INSTRUCTIONS FOR THE TASK:
An exact, complete copy of the data that follows is needed.

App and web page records
============================================================

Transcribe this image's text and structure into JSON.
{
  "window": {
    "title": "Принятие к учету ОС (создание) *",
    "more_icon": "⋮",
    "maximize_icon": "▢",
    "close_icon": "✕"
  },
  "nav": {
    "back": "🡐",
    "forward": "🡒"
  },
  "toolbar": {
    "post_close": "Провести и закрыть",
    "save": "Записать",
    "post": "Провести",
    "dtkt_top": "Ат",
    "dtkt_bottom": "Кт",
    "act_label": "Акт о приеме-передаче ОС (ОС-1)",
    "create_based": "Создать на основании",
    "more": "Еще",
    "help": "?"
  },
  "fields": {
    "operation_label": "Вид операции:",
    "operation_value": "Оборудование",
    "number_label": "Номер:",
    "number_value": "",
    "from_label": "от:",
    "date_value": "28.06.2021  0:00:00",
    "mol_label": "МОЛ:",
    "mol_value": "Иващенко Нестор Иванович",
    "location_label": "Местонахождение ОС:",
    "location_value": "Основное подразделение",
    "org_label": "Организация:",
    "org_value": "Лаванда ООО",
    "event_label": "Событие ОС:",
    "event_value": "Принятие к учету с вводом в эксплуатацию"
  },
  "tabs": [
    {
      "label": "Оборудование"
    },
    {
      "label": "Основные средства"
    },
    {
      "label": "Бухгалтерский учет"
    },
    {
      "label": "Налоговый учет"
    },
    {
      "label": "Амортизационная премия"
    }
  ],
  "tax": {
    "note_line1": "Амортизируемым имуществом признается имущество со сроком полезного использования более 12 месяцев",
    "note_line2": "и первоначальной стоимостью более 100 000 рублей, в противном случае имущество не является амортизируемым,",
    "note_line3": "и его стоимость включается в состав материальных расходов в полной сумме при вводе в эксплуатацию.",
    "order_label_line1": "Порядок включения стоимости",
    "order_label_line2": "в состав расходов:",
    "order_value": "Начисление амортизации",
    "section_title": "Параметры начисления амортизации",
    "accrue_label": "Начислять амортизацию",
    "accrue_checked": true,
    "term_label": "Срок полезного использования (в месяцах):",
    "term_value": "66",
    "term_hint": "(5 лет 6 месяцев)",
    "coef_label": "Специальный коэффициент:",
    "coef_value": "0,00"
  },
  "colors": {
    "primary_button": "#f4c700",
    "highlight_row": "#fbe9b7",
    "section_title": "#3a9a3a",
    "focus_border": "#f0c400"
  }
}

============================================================

WRITTEN ANSWER:
Transcribe this image's text and structure into JSON.
{
  "window": {
    "title": "Принятие к учету ОС (создание) *",
    "more_icon": "⋮",
    "maximize_icon": "▢",
    "close_icon": "✕"
  },
  "nav": {
    "back": "🡐",
    "forward": "🡒"
  },
  "toolbar": {
    "post_close": "Провести и закрыть",
    "save": "Записать",
    "post": "Провести",
    "dtkt_top": "Ат",
    "dtkt_bottom": "Кт",
    "act_label": "Акт о приеме-передаче ОС (ОС-1)",
    "create_based": "Создать на основании",
    "more": "Еще",
    "help": "?"
  },
  "fields": {
    "operation_label": "Вид операции:",
    "operation_value": "Оборудование",
    "number_label": "Номер:",
    "number_value": "",
    "from_label": "от:",
    "date_value": "28.06.2021  0:00:00",
    "mol_label": "МОЛ:",
    "mol_value": "Иващенко Нестор Иванович",
    "location_label": "Местонахождение ОС:",
    "location_value": "Основное подразделение",
    "org_label": "Организация:",
    "org_value": "Лаванда ООО",
    "event_label": "Событие ОС:",
    "event_value": "Принятие к учету с вводом в эксплуатацию"
  },
  "tabs": [
    {
      "label": "Оборудование"
    },
    {
      "label": "Основные средства"
    },
    {
      "label": "Бухгалтерский учет"
    },
    {
      "label": "Налоговый учет"
    },
    {
      "label": "Амортизационная премия"
    }
  ],
  "tax": {
    "note_line1": "Амортизируемым имуществом признается имущество со сроком полезного использования более 12 месяцев",
    "note_line2": "и первоначальной стоимостью более 100 000 рублей, в противном случае имущество не является амортизируемым,",
    "note_line3": "и его стоимость включается в состав материальных расходов в полной сумме при вводе в эксплуатацию.",
    "order_label_line1": "Порядок включения стоимости",
    "order_label_line2": "в состав расходов:",
    "order_value": "Начисление амортизации",
    "section_title": "Параметры начисления амортизации",
    "accrue_label": "Начислять амортизацию",
    "accrue_checked": true,
    "term_label": "Срок полезного использования (в месяцах):",
    "term_value": "66",
    "term_hint": "(5 лет 6 месяцев)",
    "coef_label": "Специальный коэффициент:",
    "coef_value": "0,00"
  },
  "colors": {
    "primary_button": "#f4c700",
    "highlight_row": "#fbe9b7",
    "section_title": "#3a9a3a",
    "focus_border": "#f0c400"
  }
}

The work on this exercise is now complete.